Items from an interface collection
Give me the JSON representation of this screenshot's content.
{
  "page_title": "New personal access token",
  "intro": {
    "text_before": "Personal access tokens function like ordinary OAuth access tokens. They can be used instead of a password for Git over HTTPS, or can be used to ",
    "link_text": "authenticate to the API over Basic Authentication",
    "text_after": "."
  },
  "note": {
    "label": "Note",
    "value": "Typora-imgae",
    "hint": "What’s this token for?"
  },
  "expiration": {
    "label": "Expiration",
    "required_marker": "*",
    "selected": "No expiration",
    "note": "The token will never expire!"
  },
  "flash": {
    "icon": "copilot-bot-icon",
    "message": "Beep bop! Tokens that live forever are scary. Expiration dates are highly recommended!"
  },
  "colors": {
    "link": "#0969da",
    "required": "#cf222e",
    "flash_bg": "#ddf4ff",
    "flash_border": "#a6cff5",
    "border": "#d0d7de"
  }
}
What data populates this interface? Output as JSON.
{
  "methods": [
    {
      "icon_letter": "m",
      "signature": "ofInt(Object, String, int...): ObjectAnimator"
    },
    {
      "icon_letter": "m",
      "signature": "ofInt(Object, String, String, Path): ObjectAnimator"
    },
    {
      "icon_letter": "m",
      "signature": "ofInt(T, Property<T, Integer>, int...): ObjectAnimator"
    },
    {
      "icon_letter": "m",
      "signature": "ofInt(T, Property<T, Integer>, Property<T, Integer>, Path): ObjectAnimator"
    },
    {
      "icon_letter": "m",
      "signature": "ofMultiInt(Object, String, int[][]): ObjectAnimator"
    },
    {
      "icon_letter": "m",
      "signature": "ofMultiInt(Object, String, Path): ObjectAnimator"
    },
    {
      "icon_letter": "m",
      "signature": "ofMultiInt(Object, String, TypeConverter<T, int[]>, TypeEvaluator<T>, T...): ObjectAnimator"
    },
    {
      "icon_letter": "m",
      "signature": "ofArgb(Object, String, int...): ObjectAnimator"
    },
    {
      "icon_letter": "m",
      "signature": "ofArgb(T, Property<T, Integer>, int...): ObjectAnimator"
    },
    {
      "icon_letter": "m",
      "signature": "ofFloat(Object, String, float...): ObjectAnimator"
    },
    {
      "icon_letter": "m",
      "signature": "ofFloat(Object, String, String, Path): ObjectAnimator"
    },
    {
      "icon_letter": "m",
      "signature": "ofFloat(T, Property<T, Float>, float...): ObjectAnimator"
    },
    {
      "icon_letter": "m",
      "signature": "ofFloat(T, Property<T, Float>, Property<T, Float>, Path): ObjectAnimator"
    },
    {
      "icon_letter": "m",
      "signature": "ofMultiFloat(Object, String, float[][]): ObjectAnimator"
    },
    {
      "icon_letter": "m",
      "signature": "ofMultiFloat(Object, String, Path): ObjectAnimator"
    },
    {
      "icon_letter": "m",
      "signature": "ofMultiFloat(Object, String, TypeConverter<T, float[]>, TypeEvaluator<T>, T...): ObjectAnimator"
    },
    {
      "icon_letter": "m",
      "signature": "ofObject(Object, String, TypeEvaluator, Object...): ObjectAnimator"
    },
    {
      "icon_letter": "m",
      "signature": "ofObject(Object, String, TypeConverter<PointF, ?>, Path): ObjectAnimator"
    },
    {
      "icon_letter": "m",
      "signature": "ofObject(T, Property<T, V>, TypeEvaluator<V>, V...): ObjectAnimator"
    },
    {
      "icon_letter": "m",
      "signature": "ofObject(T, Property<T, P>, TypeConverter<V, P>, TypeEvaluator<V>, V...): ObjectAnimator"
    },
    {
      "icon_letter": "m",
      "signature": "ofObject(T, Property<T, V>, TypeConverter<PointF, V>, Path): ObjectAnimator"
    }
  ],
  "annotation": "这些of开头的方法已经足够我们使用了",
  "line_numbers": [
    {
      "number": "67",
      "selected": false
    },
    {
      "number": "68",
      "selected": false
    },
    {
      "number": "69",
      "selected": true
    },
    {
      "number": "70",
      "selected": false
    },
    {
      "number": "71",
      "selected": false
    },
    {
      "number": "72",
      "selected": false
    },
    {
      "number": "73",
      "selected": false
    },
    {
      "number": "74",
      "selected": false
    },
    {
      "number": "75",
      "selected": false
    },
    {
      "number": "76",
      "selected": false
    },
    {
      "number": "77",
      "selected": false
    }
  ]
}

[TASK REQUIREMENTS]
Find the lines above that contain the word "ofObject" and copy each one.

[ANSWER]
      "signature": "ofObject(Object, String, TypeEvaluator, Object...): ObjectAnimator"
      "signature": "ofObject(Object, String, TypeConverter<PointF, ?>, Path): ObjectAnimator"
      "signature": "ofObject(T, Property<T, V>, TypeEvaluator<V>, V...): ObjectAnimator"
      "signature": "ofObject(T, Property<T, P>, TypeConverter<V, P>, TypeEvaluator<V>, V...): ObjectAnimator"
      "signature": "ofObject(T, Property<T, V>, TypeConverter<PointF, V>, Path): ObjectAnimator"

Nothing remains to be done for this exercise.